PROVIDED DATA:
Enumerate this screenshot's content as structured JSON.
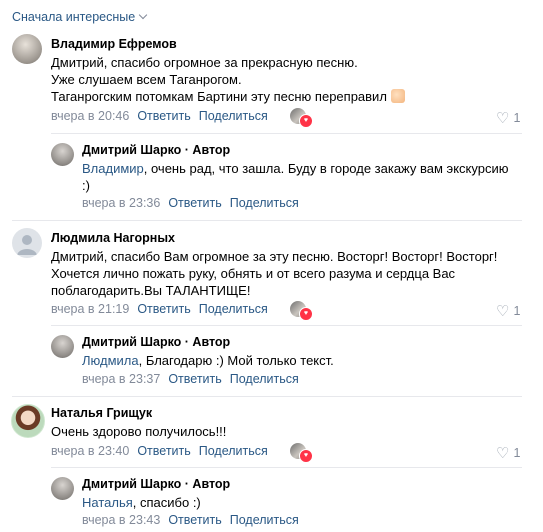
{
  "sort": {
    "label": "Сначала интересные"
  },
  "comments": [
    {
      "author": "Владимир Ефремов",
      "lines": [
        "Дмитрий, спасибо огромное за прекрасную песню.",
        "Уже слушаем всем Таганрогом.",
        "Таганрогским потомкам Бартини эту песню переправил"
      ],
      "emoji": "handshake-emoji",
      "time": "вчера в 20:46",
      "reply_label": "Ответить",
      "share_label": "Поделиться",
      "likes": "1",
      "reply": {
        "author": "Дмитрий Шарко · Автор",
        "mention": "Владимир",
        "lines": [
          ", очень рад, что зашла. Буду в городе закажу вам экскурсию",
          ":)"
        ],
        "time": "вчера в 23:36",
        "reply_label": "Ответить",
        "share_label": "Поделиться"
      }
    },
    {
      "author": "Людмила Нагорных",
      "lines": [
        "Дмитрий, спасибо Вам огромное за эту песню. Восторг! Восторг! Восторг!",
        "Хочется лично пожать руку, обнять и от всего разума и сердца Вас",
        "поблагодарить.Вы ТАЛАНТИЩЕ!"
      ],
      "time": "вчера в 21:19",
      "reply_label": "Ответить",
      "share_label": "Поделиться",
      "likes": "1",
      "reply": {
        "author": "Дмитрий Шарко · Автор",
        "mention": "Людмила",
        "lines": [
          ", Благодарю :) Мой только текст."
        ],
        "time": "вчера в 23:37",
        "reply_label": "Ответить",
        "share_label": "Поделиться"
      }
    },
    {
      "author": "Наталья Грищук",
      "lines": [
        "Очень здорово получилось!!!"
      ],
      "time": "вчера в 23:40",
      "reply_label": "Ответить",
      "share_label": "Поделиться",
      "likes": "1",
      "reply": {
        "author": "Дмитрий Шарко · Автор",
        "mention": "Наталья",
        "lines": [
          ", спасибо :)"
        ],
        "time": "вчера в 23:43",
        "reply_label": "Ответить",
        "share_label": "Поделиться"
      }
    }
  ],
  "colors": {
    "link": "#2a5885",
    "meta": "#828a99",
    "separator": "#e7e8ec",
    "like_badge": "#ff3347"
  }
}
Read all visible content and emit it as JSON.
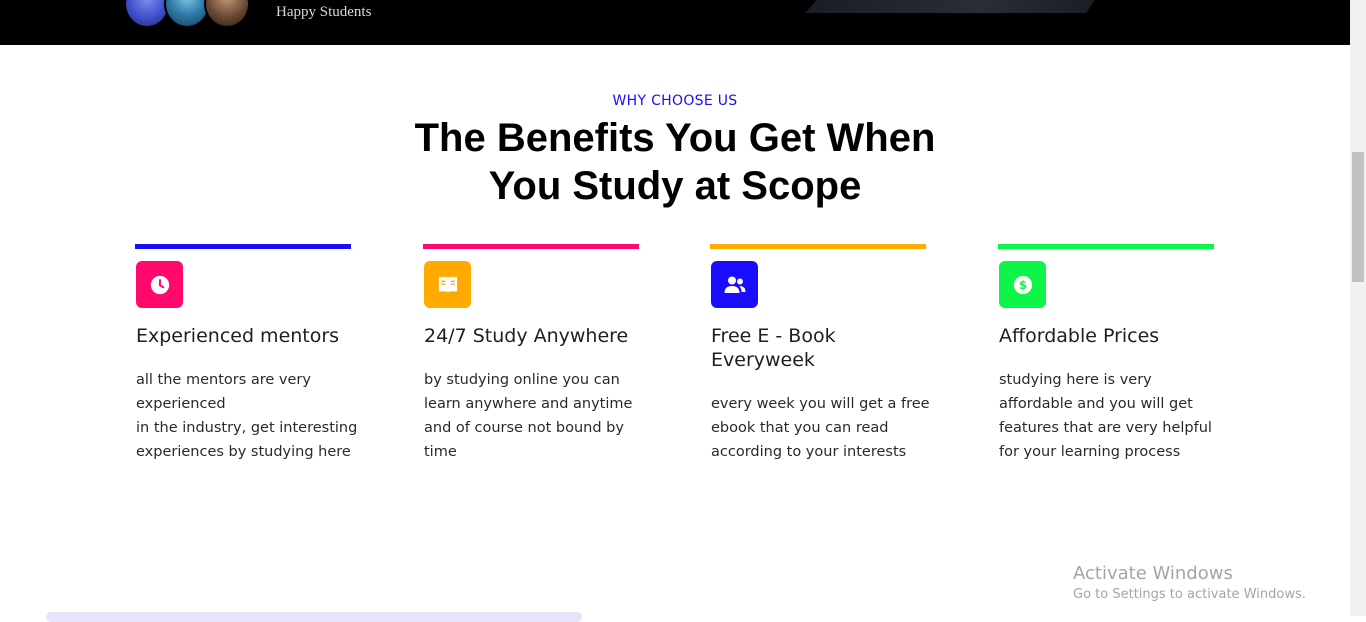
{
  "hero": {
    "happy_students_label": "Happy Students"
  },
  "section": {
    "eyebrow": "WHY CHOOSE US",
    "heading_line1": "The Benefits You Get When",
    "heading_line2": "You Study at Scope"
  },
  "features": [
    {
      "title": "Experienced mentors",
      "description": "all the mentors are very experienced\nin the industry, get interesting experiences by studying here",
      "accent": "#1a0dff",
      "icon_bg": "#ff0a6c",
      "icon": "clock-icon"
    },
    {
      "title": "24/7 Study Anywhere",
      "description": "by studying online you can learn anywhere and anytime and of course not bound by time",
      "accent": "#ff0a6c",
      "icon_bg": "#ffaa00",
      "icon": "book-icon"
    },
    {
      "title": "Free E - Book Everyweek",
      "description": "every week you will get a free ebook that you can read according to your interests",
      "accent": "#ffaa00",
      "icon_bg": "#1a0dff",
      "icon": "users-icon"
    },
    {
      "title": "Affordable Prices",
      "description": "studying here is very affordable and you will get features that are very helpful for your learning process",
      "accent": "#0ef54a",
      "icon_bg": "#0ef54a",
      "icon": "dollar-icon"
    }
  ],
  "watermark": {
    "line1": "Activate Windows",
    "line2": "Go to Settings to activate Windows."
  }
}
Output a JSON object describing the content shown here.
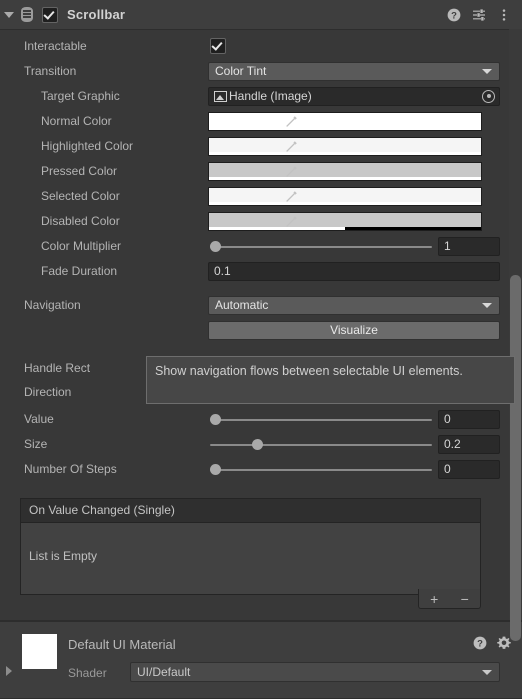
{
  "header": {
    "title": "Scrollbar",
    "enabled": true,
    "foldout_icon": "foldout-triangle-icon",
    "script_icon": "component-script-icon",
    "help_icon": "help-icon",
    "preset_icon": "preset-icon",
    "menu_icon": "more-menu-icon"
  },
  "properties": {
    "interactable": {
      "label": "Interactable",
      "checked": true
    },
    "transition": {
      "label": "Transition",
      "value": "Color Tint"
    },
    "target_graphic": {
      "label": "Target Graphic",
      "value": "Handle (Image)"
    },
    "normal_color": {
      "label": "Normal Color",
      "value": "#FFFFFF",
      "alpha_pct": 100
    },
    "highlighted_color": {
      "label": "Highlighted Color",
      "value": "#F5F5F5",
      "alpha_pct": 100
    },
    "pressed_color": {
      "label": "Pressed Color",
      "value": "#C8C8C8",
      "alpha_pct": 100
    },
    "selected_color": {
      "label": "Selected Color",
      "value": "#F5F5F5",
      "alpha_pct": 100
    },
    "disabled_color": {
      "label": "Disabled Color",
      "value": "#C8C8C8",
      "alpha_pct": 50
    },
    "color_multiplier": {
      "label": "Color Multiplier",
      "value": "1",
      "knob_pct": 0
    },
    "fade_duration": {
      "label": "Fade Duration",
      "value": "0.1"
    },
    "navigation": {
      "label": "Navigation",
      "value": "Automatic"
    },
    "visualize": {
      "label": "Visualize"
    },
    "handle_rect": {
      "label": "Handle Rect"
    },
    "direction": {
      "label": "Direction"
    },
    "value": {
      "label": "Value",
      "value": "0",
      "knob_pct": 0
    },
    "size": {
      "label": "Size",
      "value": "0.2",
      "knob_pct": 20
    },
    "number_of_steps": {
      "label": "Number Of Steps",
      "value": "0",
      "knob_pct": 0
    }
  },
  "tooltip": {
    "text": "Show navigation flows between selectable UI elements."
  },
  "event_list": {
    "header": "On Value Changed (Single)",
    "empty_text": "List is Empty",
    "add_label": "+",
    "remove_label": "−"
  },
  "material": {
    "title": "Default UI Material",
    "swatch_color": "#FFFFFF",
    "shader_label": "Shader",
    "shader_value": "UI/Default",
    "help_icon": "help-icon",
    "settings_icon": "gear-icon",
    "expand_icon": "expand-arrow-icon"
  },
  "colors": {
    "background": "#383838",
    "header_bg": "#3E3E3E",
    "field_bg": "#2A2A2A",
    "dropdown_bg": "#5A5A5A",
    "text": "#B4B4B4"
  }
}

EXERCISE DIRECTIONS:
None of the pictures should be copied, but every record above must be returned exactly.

RESULT OF THIS TASK:
Enumerate this screenshot's content as structured JSON.
{
  "sort": {
    "label": "Сначала интересные"
  },
  "comments": [
    {
      "author": "Владимир Ефремов",
      "lines": [
        "Дмитрий, спасибо огромное за прекрасную песню.",
        "Уже слушаем всем Таганрогом.",
        "Таганрогским потомкам Бартини эту песню переправил"
      ],
      "emoji": "handshake-emoji",
      "time": "вчера в 20:46",
      "reply_label": "Ответить",
      "share_label": "Поделиться",
      "likes": "1",
      "reply": {
        "author": "Дмитрий Шарко · Автор",
        "mention": "Владимир",
        "lines": [
          ", очень рад, что зашла. Буду в городе закажу вам экскурсию",
          ":)"
        ],
        "time": "вчера в 23:36",
        "reply_label": "Ответить",
        "share_label": "Поделиться"
      }
    },
    {
      "author": "Людмила Нагорных",
      "lines": [
        "Дмитрий, спасибо Вам огромное за эту песню. Восторг! Восторг! Восторг!",
        "Хочется лично пожать руку, обнять и от всего разума и сердца Вас",
        "поблагодарить.Вы ТАЛАНТИЩЕ!"
      ],
      "time": "вчера в 21:19",
      "reply_label": "Ответить",
      "share_label": "Поделиться",
      "likes": "1",
      "reply": {
        "author": "Дмитрий Шарко · Автор",
        "mention": "Людмила",
        "lines": [
          ", Благодарю :) Мой только текст."
        ],
        "time": "вчера в 23:37",
        "reply_label": "Ответить",
        "share_label": "Поделиться"
      }
    },
    {
      "author": "Наталья Грищук",
      "lines": [
        "Очень здорово получилось!!!"
      ],
      "time": "вчера в 23:40",
      "reply_label": "Ответить",
      "share_label": "Поделиться",
      "likes": "1",
      "reply": {
        "author": "Дмитрий Шарко · Автор",
        "mention": "Наталья",
        "lines": [
          ", спасибо :)"
        ],
        "time": "вчера в 23:43",
        "reply_label": "Ответить",
        "share_label": "Поделиться"
      }
    }
  ],
  "colors": {
    "link": "#2a5885",
    "meta": "#828a99",
    "separator": "#e7e8ec",
    "like_badge": "#ff3347"
  }
}
Read all visible content and emit it as JSON.
{
  "hero": {
    "happy_students_label": "Happy Students"
  },
  "section": {
    "eyebrow": "WHY CHOOSE US",
    "heading_line1": "The Benefits You Get When",
    "heading_line2": "You Study at Scope"
  },
  "features": [
    {
      "title": "Experienced mentors",
      "description": "all the mentors are very experienced\nin the industry, get interesting experiences by studying here",
      "accent": "#1a0dff",
      "icon_bg": "#ff0a6c",
      "icon": "clock-icon"
    },
    {
      "title": "24/7 Study Anywhere",
      "description": "by studying online you can learn anywhere and anytime and of course not bound by time",
      "accent": "#ff0a6c",
      "icon_bg": "#ffaa00",
      "icon": "book-icon"
    },
    {
      "title": "Free E - Book Everyweek",
      "description": "every week you will get a free ebook that you can read according to your interests",
      "accent": "#ffaa00",
      "icon_bg": "#1a0dff",
      "icon": "users-icon"
    },
    {
      "title": "Affordable Prices",
      "description": "studying here is very affordable and you will get features that are very helpful for your learning process",
      "accent": "#0ef54a",
      "icon_bg": "#0ef54a",
      "icon": "dollar-icon"
    }
  ],
  "watermark": {
    "line1": "Activate Windows",
    "line2": "Go to Settings to activate Windows."
  }
}
Output a JSON object describing the content shown here.
{
  "header": {
    "title": "Scrollbar",
    "enabled": true,
    "foldout_icon": "foldout-triangle-icon",
    "script_icon": "component-script-icon",
    "help_icon": "help-icon",
    "preset_icon": "preset-icon",
    "menu_icon": "more-menu-icon"
  },
  "properties": {
    "interactable": {
      "label": "Interactable",
      "checked": true
    },
    "transition": {
      "label": "Transition",
      "value": "Color Tint"
    },
    "target_graphic": {
      "label": "Target Graphic",
      "value": "Handle (Image)"
    },
    "normal_color": {
      "label": "Normal Color",
      "value": "#FFFFFF",
      "alpha_pct": 100
    },
    "highlighted_color": {
      "label": "Highlighted Color",
      "value": "#F5F5F5",
      "alpha_pct": 100
    },
    "pressed_color": {
      "label": "Pressed Color",
      "value": "#C8C8C8",
      "alpha_pct": 100
    },
    "selected_color": {
      "label": "Selected Color",
      "value": "#F5F5F5",
      "alpha_pct": 100
    },
    "disabled_color": {
      "label": "Disabled Color",
      "value": "#C8C8C8",
      "alpha_pct": 50
    },
    "color_multiplier": {
      "label": "Color Multiplier",
      "value": "1",
      "knob_pct": 0
    },
    "fade_duration": {
      "label": "Fade Duration",
      "value": "0.1"
    },
    "navigation": {
      "label": "Navigation",
      "value": "Automatic"
    },
    "visualize": {
      "label": "Visualize"
    },
    "handle_rect": {
      "label": "Handle Rect"
    },
    "direction": {
      "label": "Direction"
    },
    "value": {
      "label": "Value",
      "value": "0",
      "knob_pct": 0
    },
    "size": {
      "label": "Size",
      "value": "0.2",
      "knob_pct": 20
    },
    "number_of_steps": {
      "label": "Number Of Steps",
      "value": "0",
      "knob_pct": 0
    }
  },
  "tooltip": {
    "text": "Show navigation flows between selectable UI elements."
  },
  "event_list": {
    "header": "On Value Changed (Single)",
    "empty_text": "List is Empty",
    "add_label": "+",
    "remove_label": "−"
  },
  "material": {
    "title": "Default UI Material",
    "swatch_color": "#FFFFFF",
    "shader_label": "Shader",
    "shader_value": "UI/Default",
    "help_icon": "help-icon",
    "settings_icon": "gear-icon",
    "expand_icon": "expand-arrow-icon"
  },
  "colors": {
    "background": "#383838",
    "header_bg": "#3E3E3E",
    "field_bg": "#2A2A2A",
    "dropdown_bg": "#5A5A5A",
    "text": "#B4B4B4"
  }
}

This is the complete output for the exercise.